- Demand for diverse and quality foods, like animal protein, is growing, which is good for farmers; but we must be cautious so that meeting this demand does not come at the expense of a healthy planet.
- Human-induced climate change is real and accelerating. It will continue to reduce arable land, and land prices will keep rising. This is bad for farmers.
- Planetary limits have been reached. We are at the crisis point in many areas -- water is one example. Feeding the growing population while repairing damage to the planet and not inflicting more harm is the only way forward.
- Dramatic and highly visible crises -- climatic, pestilence, military and political -- will become more frequent, and the need for food aid will continue to grow.
- On farms, huge investments (hundreds of billions of dollars) will be required to eliminate food loss caused by a lack of storage (about 30-40 percent of global food waste happens on the farm). Appropriate storage technologies offer effective solutions, and aggregation through farmer-owned organizations will aid cost effectiveness.
- Refrigeration will be key for animal protein supply, safety and waste reduction. This will require huge capital investment and, unless renewable energy can be mastered and cheap, it will have a huge climatic impact. Advances in refrigeration technology will also be necessary.
- Smallholder farmers will largely remain the underlying solution. There are hundreds of millions of them, but they need to be mobilized into higher productivity. They will need huge working capital for managing and buying better quality inputs and small technology such as irrigation. These trillions of dollars needed may not be available through governments or philanthropy, but they may be self-generated if we can connect them to markets.
Evalyn Serwadda sits next to some of her laying hens in Nansana, Central Region, Uganda. Photo by Olivier Asselin, courtesy of Heifer International.
We are at a tipping point right now. The decisions and investments we make today will shape humanity's ability to thrive over the next 10 years and beyond.

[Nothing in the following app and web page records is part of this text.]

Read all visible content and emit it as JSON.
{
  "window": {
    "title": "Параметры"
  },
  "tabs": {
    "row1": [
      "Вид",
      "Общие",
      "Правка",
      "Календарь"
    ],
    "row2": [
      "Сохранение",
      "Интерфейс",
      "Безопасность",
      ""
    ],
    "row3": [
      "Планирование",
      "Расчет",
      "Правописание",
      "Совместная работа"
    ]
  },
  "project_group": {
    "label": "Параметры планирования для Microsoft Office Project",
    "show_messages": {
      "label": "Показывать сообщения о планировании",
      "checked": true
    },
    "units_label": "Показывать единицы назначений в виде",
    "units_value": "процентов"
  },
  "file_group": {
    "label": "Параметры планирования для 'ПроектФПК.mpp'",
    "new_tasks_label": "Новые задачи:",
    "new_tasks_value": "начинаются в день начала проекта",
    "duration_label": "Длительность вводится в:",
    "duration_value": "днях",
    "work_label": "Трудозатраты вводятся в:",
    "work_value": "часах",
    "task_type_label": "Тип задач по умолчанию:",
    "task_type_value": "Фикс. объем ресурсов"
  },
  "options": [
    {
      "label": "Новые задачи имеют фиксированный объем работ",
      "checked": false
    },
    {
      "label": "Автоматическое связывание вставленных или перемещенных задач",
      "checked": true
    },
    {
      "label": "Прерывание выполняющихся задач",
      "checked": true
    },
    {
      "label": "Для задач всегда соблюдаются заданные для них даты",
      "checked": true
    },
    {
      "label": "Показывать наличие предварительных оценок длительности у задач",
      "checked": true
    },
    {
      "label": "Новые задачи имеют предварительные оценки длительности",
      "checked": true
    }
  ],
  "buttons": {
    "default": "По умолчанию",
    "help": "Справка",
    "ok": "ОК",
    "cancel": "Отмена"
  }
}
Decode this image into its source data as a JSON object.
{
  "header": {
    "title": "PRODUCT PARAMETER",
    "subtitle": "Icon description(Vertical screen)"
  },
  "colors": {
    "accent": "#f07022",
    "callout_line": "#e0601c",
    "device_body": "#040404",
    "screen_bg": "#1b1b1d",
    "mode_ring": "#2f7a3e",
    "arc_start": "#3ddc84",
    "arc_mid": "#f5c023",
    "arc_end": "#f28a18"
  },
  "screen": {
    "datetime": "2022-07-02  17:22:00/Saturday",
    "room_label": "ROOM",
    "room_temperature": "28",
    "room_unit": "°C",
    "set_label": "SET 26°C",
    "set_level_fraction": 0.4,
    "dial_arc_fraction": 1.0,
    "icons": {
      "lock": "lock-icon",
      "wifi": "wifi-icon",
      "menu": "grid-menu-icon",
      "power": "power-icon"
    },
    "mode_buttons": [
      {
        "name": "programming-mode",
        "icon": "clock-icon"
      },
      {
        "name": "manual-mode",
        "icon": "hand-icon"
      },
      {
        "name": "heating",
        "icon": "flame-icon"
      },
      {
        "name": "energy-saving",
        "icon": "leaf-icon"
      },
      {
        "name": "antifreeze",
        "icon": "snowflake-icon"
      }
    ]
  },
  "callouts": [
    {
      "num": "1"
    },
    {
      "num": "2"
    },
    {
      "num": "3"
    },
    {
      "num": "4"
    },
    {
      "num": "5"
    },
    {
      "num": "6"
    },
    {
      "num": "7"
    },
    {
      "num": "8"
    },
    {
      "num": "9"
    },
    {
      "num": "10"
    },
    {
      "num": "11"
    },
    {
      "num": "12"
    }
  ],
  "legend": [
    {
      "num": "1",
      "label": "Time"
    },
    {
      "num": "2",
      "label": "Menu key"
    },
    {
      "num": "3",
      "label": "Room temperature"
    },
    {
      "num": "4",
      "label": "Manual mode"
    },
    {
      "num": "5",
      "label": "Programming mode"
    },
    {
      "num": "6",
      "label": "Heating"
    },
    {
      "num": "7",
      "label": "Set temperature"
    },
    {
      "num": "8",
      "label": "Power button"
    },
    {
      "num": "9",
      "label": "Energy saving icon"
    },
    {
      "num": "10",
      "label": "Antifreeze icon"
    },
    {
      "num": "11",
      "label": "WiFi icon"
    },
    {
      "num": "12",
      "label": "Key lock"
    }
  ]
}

This post is part of a series commemorating The Huffington Post's 10 Year Anniversary through expert opinions looking forward to the next decade in their respective fields. To see all of the posts in the series, read here.